#### [What this task involves]
Restate each entry below without changing a word.
****************
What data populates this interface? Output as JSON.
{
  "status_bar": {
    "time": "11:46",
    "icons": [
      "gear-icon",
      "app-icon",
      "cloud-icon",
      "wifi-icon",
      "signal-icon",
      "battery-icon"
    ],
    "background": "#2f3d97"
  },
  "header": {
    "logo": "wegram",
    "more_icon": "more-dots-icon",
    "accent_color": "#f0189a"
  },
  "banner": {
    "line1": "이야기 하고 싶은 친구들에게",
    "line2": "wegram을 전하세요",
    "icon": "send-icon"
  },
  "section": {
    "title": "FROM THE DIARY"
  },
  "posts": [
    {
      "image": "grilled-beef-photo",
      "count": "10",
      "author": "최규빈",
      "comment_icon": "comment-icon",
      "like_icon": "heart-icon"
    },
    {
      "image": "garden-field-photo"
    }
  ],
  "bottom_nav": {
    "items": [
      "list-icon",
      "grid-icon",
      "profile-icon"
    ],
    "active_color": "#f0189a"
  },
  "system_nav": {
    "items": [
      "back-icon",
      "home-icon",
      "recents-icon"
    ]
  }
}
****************
#### [Exercise response]
What data populates this interface? Output as JSON.
{
  "status_bar": {
    "time": "11:46",
    "icons": [
      "gear-icon",
      "app-icon",
      "cloud-icon",
      "wifi-icon",
      "signal-icon",
      "battery-icon"
    ],
    "background": "#2f3d97"
  },
  "header": {
    "logo": "wegram",
    "more_icon": "more-dots-icon",
    "accent_color": "#f0189a"
  },
  "banner": {
    "line1": "이야기 하고 싶은 친구들에게",
    "line2": "wegram을 전하세요",
    "icon": "send-icon"
  },
  "section": {
    "title": "FROM THE DIARY"
  },
  "posts": [
    {
      "image": "grilled-beef-photo",
      "count": "10",
      "author": "최규빈",
      "comment_icon": "comment-icon",
      "like_icon": "heart-icon"
    },
    {
      "image": "garden-field-photo"
    }
  ],
  "bottom_nav": {
    "items": [
      "list-icon",
      "grid-icon",
      "profile-icon"
    ],
    "active_color": "#f0189a"
  },
  "system_nav": {
    "items": [
      "back-icon",
      "home-icon",
      "recents-icon"
    ]
  }
}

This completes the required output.